  1. [...] is a great piece on Ronen’s site – please do read it here. There is always something to take away from posts like this about the [...]

Recent Posts
ARCHVIZ Workflow with Cristian Chierici / CC79

ARCHVIZ Workflow with Cristian Chierici / CC79

07/18/2014  |  9 Comments

Pushing on with the exploration of the various workflows in Architectural Visualization, I'm presenting you today the work of Cristian Cherisi... more

Making of

Making of “The White”

07/14/2014  |  3 Comments

Maarten Demey from A1 Planning posted last month some still images of "The White", an interesting looking residential project located... more

O House by Marcin

O House by Marcin “Neb” Jastrzebski

07/10/2014  |  3 Comments

Marcin "Neb" Jastrzebski posted a set of images and a short video showcasing the process of making his recent personal... more

RailClone 2.3 Released

RailClone 2.3 Released

07/09/2014  |  2 Comments

iToo Software have announced the release of RailClone 2.3 Lite and Pro. In addition to Max 2015 support, this version... more

Sweeeet CG by Bertrand Benoit

Sweeeet CG by Bertrand Benoit

07/06/2014  |  1 Comment

Yammy CG Food again. This time, in contrast to the previous healthy installment, Bertrand Benoit hits us with a High-Carb... more

Walking City by Universal Everything

Walking City by Universal Everything

07/04/2014  |  3 Comments

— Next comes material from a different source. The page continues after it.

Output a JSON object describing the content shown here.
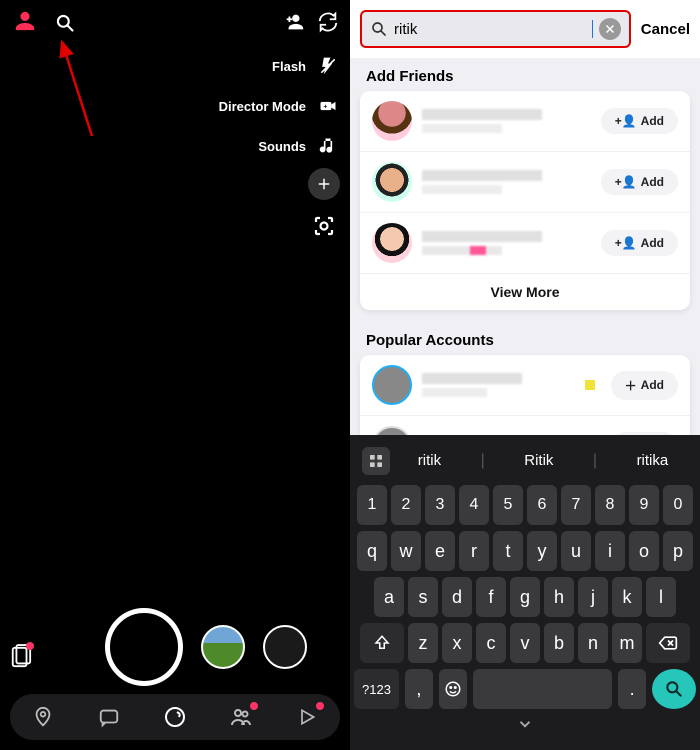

While browsing the net for information about parametric architecture modeling, I stumbled upon this mesmerizing video today I want to... more